You first step to getting a great letter of recommendation is to identify the right recommender. While it’s tempting to ask the most important person you know, it is sometimes better to ask somebody who might be less well-known or in a less prestigious position, simply because that person might know you better and be able to deliver a more personal, detailed review of your character.
Don’t Rush It
While it’s not uncommon for highschool seniors to scramble at the last minute to get out important documents and complete the application process, it’s important not to rush this part of the process. We recommend that students as young as junior high begin now to cultivate close relationships with mentors, coaches, teaches, and others who can later speak to the student’s character.
When you do ask, make sure you give your potential recommender the opportunity to decline if he or she feels a positive reference can’t be given. There’s nothing worse than a negative or less-than-glowing letter of recommendation!
To help avoid this, ask your potential recommender, “would you feel comfortable giving me a strong, glowing letter of recommendation?” If he or she says no, you can thank that person graciously and move on!
Make sure you give your recommender 10-12 weeks to complete the letter; this means you’ll have to plan far in advance, which is an important part of the scholarship application process.
We recommend paying careful attention to the calendar and keeping detailed notes of which applications are pending and which have been submitted. Keeping folders full of documentation for each scholarship is a great technique to help you stay organized.
Wow the Committee With a Great Personal Essay or Letter
Most scholarship applications require some kind of essay or letter that’s under 1,000 words. This is often applicant’s least favorite part of the process, but it doesn’t need to be. Instead, think of it as an opportunity to reveal to the judges what the numbers on the application won’t: who you are, why you make a difference to the community around you, and your hopes and dreams for the future.
Plus, the personal letter is an opportunity to explain extenuating circumstances, such as why you had a bad year your freshman year of highschool.
Community Involvement, Extracurriculars, and Leadership
One of the things the selection committee will want to know is whether or not their selected applicants are contributing members to society--especially, to the Michigan community. Being able to demonstrate your active participation and leadership in sports, local service opportunities, or after-school clubs helps them to see how you’re able to learn from other people and be a leader.

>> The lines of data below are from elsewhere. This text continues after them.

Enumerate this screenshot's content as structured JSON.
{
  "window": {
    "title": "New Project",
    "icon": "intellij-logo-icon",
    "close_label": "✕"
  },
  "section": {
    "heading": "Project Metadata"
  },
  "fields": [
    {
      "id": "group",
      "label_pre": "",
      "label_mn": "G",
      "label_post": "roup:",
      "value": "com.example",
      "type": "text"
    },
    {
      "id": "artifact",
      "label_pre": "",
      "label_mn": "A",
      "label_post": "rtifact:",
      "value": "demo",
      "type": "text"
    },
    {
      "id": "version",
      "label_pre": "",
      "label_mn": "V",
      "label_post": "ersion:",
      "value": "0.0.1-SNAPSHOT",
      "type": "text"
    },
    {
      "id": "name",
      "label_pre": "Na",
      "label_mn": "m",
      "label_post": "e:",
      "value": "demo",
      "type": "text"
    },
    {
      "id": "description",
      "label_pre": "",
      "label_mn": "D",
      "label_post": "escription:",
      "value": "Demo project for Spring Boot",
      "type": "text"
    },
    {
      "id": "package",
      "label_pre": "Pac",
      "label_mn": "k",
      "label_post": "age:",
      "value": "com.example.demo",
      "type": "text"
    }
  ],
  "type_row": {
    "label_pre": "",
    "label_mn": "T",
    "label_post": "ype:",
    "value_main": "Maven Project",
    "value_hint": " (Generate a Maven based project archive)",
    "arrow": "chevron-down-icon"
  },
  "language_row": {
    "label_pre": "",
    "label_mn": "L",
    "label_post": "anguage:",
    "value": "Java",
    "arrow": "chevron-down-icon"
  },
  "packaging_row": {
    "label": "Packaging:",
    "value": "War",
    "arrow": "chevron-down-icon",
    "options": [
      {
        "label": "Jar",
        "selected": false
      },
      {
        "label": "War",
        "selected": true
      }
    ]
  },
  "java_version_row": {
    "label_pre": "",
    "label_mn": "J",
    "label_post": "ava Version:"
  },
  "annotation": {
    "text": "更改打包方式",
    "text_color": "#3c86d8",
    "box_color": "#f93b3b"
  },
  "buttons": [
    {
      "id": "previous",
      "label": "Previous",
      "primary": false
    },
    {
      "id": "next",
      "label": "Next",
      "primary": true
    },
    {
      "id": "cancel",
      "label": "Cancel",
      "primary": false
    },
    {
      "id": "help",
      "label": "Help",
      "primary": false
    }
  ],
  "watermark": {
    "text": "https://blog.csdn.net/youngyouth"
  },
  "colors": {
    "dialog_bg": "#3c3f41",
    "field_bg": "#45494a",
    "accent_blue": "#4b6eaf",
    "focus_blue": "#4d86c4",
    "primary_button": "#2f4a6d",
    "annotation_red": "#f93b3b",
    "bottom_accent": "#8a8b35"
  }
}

Make sure you’re descriptive. Instead of saying, for example, that you ran for student government in high school, explain that you wanted to run to be a student voice for healthier food options in the cafeteria, and so you talked to other students, researched other options, met with the principle, and presented a plan as part of your running strategy.
Keep in mind that quality is usually more important than quantity. While the selection committee wants to know that you’re well-rounded and not just about academics, it’s better to be deeply involved in one or two organizations or projects rather than so many organizations that you can barely find time to attend all the meetings.

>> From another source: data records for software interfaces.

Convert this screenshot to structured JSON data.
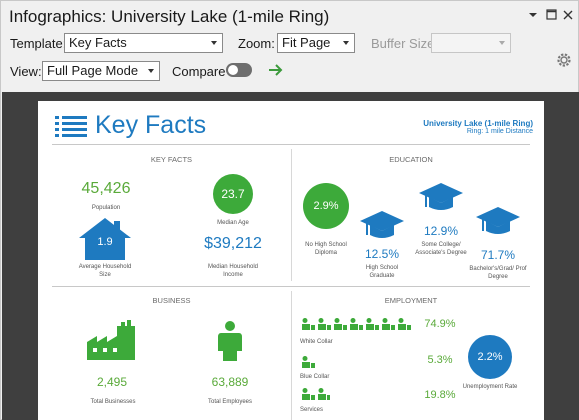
{
  "window": {
    "title": "Infographics: University Lake (1-mile Ring)",
    "controls": {
      "pin": "▾",
      "maximize": "□",
      "close": "✕"
    }
  },
  "toolbar": {
    "template_label": "Template:",
    "template_value": "Key Facts",
    "zoom_label": "Zoom:",
    "zoom_value": "Fit Page",
    "buffer_label": "Buffer Size:",
    "buffer_value": "",
    "view_label": "View:",
    "view_value": "Full Page Mode",
    "compare_label": "Compare"
  },
  "colors": {
    "accent_blue": "#1e7ac0",
    "accent_green": "#5aaa3a",
    "canvas": "#3f3f3f"
  },
  "report": {
    "title": "Key Facts",
    "location_name": "University Lake (1-mile Ring)",
    "location_ring": "Ring: 1 mile Distance",
    "key_facts": {
      "heading": "KEY FACTS",
      "population_value": "45,426",
      "population_label": "Population",
      "median_age_value": "23.7",
      "median_age_label": "Median Age",
      "household_size_value": "1.9",
      "household_size_label": "Average Household Size",
      "household_income_value": "$39,212",
      "household_income_label": "Median Household Income"
    },
    "education": {
      "heading": "EDUCATION",
      "no_hs_value": "2.9%",
      "no_hs_label": "No High School Diploma",
      "hs_value": "12.5%",
      "hs_label": "High School Graduate",
      "some_college_value": "12.9%",
      "some_college_label": "Some College/ Associate's Degree",
      "bachelors_value": "71.7%",
      "bachelors_label": "Bachelor's/Grad/ Prof Degree"
    },
    "business": {
      "heading": "BUSINESS",
      "total_businesses_value": "2,495",
      "total_businesses_label": "Total Businesses",
      "total_employees_value": "63,889",
      "total_employees_label": "Total Employees"
    },
    "employment": {
      "heading": "EMPLOYMENT",
      "white_collar_value": "74.9%",
      "white_collar_label": "White Collar",
      "blue_collar_value": "5.3%",
      "blue_collar_label": "Blue Collar",
      "services_value": "19.8%",
      "services_label": "Services",
      "unemployment_value": "2.2%",
      "unemployment_label": "Unemployment Rate"
    }
  }
}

Don’t Disqualify Yourself
It’s not uncommon for students to believe that only the presidents of the student body who have perfect GPAs get scholarships; that’s just not the case! There are countless dollars available for students like yourself, so do your homework and work hard to put together a cohesive application that demonstrates your value as a future student.

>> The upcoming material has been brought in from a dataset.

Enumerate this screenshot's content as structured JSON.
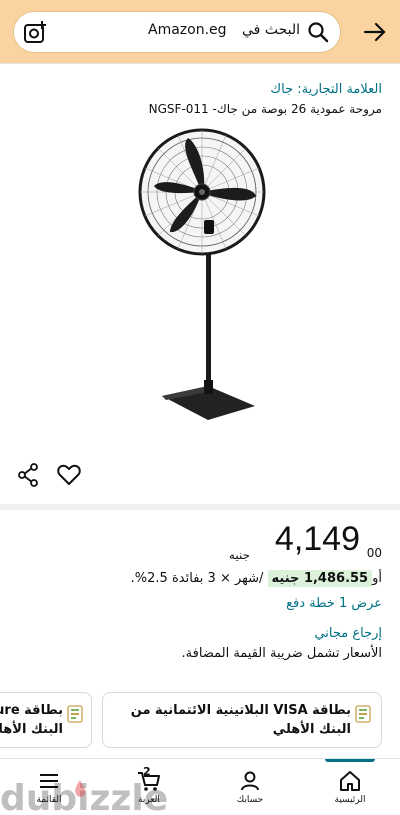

Our final piece of advice as you apply for a Michigan Competitive Scholarship? We have just six words for you: proof read, proof read, proof read. Get at least one or two sharp sets of eyes to double-check your application for typos, incorrect grammar, and readability.
Most of all, good luck! Michigan is filled with great colleges, and the Michigan Competitive Scholarship is a terrific opportunity to fund your future dreams.